» WHAT YOU SHOULD DO
Every line in the entries where "Stole" is found should be copied.

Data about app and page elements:
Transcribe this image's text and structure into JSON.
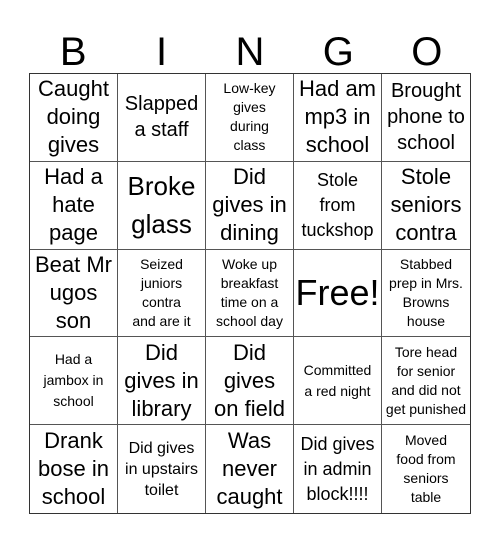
{
  "header": {
    "letters": [
      "B",
      "I",
      "N",
      "G",
      "O"
    ]
  },
  "cells": [
    {
      "text": "Caught\ndoing\ngives",
      "size": "s-l"
    },
    {
      "text": "Slapped\na staff",
      "size": "s-lm"
    },
    {
      "text": "Low-key\ngives\nduring\nclass",
      "size": "s-xs"
    },
    {
      "text": "Had am\nmp3 in\nschool",
      "size": "s-l"
    },
    {
      "text": "Brought\nphone to\nschool",
      "size": "s-lm"
    },
    {
      "text": "Had a\nhate\npage",
      "size": "s-l"
    },
    {
      "text": "Broke\nglass",
      "size": "s-big"
    },
    {
      "text": "Did\ngives in\ndining",
      "size": "s-l"
    },
    {
      "text": "Stole\nfrom\ntuckshop",
      "size": "s-m"
    },
    {
      "text": "Stole\nseniors\ncontra",
      "size": "s-l"
    },
    {
      "text": "Beat Mr\nugos\nson",
      "size": "s-l"
    },
    {
      "text": "Seized\njuniors\ncontra\nand are it",
      "size": "s-xs"
    },
    {
      "text": "Woke up\nbreakfast\ntime on a\nschool day",
      "size": "s-xs"
    },
    {
      "text": "Free!",
      "size": "s-xl"
    },
    {
      "text": "Stabbed\nprep in Mrs.\nBrowns\nhouse",
      "size": "s-xs"
    },
    {
      "text": "Had a\njambox in\nschool",
      "size": "s-s"
    },
    {
      "text": "Did\ngives in\nlibrary",
      "size": "s-l"
    },
    {
      "text": "Did\ngives\non field",
      "size": "s-l"
    },
    {
      "text": "Committed\na red night",
      "size": "s-s"
    },
    {
      "text": "Tore head\nfor senior\nand did not\nget punished",
      "size": "s-xs"
    },
    {
      "text": "Drank\nbose in\nschool",
      "size": "s-l"
    },
    {
      "text": "Did gives\nin upstairs\ntoilet",
      "size": "s-sm"
    },
    {
      "text": "Was\nnever\ncaught",
      "size": "s-l"
    },
    {
      "text": "Did gives\nin admin\nblock!!!!",
      "size": "s-m"
    },
    {
      "text": "Moved\nfood from\nseniors\ntable",
      "size": "s-xs"
    }
  ]
}
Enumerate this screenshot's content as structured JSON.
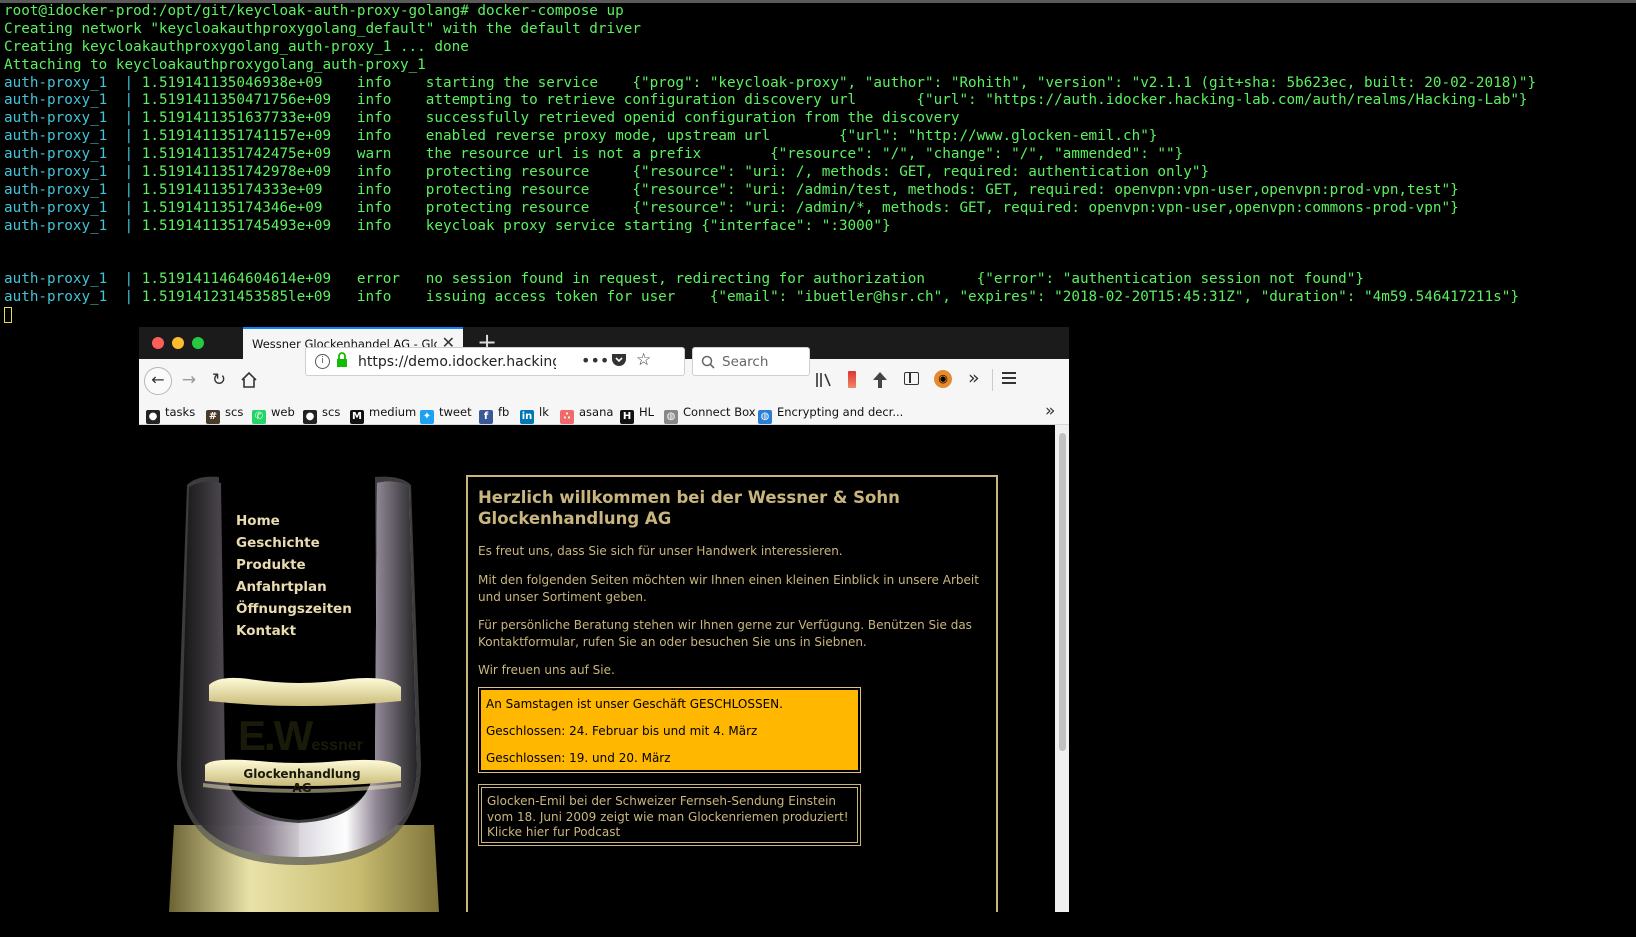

» ANSWER BOX
      "text": "Stole\nfrom\ntuckshop",
      "text": "Stole\nseniors\ncontra",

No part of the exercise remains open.